Task requirements: Tally up the lines below that contain the word "other" and give the total alone.

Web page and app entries
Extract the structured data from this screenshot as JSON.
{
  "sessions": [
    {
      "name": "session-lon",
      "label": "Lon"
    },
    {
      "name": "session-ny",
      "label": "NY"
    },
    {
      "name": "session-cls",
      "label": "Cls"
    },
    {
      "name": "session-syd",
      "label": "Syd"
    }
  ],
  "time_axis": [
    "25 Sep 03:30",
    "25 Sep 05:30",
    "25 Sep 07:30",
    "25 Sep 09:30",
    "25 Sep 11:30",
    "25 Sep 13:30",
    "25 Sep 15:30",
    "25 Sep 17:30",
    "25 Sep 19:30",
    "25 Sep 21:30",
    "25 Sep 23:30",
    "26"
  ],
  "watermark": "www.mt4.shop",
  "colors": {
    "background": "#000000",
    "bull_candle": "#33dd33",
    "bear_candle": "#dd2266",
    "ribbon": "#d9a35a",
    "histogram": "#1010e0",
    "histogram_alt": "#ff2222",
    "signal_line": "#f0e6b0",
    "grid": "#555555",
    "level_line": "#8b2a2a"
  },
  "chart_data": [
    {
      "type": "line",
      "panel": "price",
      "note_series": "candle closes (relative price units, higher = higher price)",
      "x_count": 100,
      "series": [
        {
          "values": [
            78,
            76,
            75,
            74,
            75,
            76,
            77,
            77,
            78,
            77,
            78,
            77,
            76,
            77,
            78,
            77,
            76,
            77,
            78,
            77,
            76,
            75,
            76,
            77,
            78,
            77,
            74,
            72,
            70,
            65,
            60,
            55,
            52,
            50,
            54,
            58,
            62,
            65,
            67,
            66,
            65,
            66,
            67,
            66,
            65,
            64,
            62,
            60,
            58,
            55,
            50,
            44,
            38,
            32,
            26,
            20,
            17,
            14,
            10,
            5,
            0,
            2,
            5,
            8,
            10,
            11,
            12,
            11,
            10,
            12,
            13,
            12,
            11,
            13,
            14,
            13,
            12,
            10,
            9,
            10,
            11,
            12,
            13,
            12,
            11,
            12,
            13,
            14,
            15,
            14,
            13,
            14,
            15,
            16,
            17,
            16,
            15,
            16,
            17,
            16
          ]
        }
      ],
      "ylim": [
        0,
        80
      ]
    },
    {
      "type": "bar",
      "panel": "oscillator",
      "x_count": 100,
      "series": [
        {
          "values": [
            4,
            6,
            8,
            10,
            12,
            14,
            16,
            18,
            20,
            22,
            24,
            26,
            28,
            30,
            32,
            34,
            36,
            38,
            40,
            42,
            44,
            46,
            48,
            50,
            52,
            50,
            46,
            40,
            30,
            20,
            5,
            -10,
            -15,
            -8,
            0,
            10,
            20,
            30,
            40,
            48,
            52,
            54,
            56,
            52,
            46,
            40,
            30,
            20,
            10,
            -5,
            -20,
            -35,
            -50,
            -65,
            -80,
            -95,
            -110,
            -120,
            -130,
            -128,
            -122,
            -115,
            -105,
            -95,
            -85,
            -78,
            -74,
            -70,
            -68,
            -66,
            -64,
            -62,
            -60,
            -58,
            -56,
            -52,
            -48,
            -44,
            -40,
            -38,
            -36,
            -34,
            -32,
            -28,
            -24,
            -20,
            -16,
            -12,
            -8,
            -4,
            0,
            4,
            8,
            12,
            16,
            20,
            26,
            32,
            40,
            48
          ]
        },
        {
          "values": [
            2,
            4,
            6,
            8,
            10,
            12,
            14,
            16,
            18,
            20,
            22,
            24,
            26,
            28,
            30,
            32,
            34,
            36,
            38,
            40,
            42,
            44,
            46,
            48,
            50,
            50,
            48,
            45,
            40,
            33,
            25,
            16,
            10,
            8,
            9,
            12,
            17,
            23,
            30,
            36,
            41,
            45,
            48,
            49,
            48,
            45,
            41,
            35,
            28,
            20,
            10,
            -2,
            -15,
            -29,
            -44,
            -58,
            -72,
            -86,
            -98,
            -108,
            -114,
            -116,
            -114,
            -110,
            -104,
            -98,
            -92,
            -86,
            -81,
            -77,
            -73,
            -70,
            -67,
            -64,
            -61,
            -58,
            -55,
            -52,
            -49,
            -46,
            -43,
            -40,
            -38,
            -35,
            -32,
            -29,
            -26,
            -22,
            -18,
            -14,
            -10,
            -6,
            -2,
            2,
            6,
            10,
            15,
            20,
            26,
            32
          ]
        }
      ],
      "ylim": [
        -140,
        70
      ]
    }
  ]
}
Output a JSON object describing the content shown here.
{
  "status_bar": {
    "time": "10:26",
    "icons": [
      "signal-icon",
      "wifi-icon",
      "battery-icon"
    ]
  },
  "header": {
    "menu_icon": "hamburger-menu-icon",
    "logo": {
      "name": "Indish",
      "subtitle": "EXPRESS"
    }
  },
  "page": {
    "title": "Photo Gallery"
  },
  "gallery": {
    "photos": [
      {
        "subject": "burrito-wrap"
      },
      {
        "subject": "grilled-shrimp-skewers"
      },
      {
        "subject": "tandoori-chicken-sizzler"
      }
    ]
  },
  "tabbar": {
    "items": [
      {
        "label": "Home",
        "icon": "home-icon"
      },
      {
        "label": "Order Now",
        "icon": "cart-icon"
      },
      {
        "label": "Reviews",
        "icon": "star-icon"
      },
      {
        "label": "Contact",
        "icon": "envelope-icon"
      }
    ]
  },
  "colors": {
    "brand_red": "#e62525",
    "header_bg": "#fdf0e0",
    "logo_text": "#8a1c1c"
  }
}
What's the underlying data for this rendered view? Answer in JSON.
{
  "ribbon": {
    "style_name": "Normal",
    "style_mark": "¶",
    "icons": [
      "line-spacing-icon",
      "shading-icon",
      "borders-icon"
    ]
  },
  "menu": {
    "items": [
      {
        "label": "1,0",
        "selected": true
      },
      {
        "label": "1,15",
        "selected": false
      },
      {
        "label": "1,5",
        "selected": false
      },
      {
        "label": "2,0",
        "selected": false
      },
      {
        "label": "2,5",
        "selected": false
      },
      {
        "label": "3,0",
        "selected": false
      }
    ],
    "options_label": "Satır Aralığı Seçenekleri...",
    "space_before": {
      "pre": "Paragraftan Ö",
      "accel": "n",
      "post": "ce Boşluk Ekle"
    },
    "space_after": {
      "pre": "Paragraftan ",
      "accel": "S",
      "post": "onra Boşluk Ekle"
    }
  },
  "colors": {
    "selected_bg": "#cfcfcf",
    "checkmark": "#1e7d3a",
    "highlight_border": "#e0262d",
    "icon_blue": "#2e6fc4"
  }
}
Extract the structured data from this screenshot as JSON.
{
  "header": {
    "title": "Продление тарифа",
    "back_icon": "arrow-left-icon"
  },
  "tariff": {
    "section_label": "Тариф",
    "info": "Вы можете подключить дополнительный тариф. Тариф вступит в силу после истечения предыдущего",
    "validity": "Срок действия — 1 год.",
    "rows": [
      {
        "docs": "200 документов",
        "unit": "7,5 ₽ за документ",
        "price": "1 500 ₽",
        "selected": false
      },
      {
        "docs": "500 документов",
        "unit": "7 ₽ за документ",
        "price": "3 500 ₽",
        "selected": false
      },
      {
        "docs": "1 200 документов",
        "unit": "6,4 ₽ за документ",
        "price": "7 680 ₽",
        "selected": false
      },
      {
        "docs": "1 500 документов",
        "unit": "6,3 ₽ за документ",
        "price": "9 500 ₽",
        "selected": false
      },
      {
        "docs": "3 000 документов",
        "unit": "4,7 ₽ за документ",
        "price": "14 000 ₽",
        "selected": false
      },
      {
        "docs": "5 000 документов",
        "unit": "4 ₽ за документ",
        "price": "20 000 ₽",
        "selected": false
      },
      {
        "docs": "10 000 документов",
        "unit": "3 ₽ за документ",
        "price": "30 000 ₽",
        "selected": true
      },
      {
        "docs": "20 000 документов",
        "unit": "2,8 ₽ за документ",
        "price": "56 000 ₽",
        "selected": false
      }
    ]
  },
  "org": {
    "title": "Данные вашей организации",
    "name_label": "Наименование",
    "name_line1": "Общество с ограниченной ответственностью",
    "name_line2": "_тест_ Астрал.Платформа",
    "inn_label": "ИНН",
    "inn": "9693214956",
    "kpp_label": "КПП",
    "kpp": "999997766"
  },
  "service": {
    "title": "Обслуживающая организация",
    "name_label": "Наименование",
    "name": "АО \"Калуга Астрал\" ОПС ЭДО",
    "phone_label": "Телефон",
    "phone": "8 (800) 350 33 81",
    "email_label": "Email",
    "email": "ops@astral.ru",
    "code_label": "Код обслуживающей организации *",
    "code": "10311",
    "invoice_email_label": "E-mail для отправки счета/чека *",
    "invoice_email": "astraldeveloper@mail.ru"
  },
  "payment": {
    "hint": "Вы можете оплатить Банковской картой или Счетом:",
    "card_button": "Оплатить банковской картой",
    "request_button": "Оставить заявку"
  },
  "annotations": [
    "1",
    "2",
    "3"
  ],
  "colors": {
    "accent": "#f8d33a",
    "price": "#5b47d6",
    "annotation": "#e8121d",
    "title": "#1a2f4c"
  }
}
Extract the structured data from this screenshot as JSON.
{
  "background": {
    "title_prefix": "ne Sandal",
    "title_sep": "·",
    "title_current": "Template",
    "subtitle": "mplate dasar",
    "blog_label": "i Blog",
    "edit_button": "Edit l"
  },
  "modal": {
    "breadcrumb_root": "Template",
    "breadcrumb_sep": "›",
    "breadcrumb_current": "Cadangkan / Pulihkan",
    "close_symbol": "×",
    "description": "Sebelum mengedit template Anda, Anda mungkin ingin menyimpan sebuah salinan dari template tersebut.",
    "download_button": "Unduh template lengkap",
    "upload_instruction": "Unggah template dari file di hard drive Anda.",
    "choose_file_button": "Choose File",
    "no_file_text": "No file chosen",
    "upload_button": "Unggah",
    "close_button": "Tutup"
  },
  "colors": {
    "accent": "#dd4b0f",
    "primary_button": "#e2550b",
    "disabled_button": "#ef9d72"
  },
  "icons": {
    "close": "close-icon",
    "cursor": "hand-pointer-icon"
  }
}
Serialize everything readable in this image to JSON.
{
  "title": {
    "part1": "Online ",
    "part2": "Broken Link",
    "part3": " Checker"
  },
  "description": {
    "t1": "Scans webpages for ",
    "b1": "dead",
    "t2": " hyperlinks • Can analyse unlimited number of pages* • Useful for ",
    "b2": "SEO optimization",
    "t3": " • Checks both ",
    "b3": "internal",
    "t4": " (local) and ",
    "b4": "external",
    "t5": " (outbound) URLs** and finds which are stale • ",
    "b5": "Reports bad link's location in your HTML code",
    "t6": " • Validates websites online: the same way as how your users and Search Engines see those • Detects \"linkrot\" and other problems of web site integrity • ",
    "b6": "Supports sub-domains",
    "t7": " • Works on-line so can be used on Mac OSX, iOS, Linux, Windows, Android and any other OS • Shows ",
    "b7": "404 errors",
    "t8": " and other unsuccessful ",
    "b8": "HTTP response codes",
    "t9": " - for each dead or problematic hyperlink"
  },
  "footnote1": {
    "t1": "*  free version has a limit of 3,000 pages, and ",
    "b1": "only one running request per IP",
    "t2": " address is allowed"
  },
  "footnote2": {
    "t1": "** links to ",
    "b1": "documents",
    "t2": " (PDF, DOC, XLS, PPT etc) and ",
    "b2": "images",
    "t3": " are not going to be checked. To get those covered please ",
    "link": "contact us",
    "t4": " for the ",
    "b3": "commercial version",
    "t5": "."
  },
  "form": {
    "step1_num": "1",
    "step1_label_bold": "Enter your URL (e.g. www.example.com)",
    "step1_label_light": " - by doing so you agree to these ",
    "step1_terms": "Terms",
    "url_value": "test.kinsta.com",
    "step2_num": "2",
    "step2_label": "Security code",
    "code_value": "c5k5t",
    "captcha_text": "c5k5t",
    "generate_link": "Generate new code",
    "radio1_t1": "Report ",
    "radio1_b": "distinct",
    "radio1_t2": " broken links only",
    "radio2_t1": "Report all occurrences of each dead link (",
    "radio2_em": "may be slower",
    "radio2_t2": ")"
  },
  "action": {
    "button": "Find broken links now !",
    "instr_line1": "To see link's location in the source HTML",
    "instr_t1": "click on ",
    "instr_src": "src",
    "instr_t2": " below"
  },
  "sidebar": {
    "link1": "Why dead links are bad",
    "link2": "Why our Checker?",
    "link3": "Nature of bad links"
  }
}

Written response: 3